Identify the target population. Clearly describe the population affected by the problem. Who are the beneficiaries of this grant project? Where do they live? What is their age? What community issues affect this population in relation to the problem you described above?
Determine your community resources which address this problem. The funder will want to know what is already working and available to address this issue by community organizations. By assessing and mapping your assets and resources you can avoid duplication of service in your community. Begin to inventory the assets and resources related to your target population and the problem you are addressing in the grant. Once you have gathered the appropriate community data, create a paragraph describing these assets you have discovered. Assets may be programs in the community, related service providers, other new grant programs, local community strategic visioning or planning programs, other law enforcement partners, schools, business, etc.
Determine the need for problem resolution through a needs assessment. Gather the data needed to demonstrate that this problem is real in your community and how it compares to other similar communities. Determine what data will help support and identify the need for the project related to the target population. Who is affected by this problem? Where are they located? What economic conditions exist to create this problem? How is this problem causing harm to the target population?
Justify why grant funds should be used to solve this problem rather than local jurisdiction or agency funds. One of the pitfalls you can get into in justifying your grant is in defining the problem as a lack of program or facility. For example, the lack of a youth center in an economically depressed area is not the problem. The problem is that the youth in the area have educational and support needs not currently being addressed anywhere else in the community. The problem is not that your organization does not have the funds for a new patrol vehicle, but that certain levels and types of crime have increased in your community and the vehicle is one of the tools needed to address the increasing crime.
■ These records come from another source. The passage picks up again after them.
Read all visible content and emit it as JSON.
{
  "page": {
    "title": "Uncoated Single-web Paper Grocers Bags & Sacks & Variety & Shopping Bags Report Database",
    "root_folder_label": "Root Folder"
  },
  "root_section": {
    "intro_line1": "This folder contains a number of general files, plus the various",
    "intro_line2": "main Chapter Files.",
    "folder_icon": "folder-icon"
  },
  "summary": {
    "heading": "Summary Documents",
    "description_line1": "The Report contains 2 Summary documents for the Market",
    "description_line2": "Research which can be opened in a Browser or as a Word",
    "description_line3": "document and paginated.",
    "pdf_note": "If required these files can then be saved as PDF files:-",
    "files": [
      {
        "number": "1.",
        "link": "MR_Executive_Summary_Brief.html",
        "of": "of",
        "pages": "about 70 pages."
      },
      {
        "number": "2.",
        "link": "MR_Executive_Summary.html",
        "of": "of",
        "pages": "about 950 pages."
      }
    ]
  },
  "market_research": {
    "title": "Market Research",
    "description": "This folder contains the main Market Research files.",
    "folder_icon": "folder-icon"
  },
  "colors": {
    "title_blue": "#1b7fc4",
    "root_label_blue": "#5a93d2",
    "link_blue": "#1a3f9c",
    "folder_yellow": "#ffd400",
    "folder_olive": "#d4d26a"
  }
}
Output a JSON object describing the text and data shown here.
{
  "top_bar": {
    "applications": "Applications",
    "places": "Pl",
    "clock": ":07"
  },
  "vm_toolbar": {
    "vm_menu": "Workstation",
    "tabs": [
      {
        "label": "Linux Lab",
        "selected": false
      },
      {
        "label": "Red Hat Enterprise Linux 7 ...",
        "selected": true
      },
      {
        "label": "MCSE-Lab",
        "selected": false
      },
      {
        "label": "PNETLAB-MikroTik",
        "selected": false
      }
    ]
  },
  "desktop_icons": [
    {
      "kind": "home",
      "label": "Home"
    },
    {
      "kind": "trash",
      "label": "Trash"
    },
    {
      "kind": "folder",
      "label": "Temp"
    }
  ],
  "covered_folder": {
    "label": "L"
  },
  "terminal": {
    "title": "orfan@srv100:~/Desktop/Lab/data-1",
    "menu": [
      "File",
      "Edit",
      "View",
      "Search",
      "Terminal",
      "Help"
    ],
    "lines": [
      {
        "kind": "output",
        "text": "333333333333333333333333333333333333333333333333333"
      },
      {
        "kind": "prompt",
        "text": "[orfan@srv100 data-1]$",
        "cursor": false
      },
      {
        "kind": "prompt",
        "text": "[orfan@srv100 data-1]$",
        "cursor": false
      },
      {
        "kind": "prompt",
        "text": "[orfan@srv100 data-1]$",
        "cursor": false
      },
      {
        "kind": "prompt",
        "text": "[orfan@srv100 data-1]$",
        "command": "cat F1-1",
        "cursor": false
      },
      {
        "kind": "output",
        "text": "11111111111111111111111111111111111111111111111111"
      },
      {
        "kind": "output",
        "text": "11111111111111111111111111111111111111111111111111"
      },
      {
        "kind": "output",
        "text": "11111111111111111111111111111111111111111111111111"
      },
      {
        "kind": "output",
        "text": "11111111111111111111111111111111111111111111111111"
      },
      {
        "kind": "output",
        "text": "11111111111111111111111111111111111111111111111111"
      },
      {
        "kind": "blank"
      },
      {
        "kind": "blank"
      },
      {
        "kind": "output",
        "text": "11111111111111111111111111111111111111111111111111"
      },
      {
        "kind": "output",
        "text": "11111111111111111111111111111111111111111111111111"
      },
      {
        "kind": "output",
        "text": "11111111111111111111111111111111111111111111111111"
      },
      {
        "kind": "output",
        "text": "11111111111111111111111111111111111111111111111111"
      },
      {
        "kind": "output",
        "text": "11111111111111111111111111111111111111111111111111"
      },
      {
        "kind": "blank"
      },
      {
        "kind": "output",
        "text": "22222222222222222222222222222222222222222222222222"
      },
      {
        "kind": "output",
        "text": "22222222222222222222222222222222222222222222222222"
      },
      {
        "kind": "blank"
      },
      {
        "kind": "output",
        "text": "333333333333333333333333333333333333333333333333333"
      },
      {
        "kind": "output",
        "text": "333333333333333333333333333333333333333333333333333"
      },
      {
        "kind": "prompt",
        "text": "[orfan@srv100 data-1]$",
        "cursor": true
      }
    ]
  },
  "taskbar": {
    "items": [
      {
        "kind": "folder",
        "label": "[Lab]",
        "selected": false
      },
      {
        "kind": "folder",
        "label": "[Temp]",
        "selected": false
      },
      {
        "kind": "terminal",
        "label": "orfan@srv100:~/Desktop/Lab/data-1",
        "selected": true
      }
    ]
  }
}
Once you are satisfied you have gathered enough information, begin to create the case for your funding. Allow yourself to write in a “free thinking, writing style” until you have run out of things to say about the problem. Then edit your case statement to meet the funder’s directions. It is much easier to word smith and compress your ideas and thoughts than to try and stretch them.
After you have completed your first satisfactory edit of your problem statement have it reviewed by someone outside of your field. If they can see and understand the problem you are ready to begin to create the rest of your grant application. This is the most important part of your grant. Everything else you develop within the grant will hinge on this statement. If you have focused on a single, demonstrated, real problem, the solution you build to address the problem will be easy!
If you have any questions, please feel free to email at Denise.Schlegel@policegrantshelp.com
About the authorDenise is the founder and President of DSSchlegel and Associates LLC which provides grant writing training and support, community and organizational assessments, facilitation services, strategic planning, and curriculum development. She has more than 30 years of executive management experience in nonprofits, local government and law enforcement organizational supports. Denise has served as the law enforcement grant writing instructor for the Northeast Counter Drug Training center for the past 11 years. She is the author of “Grant Writing - Show Me the Money©”, the only CALEA certified grant writing course in the country.
Contact Denise Schlegel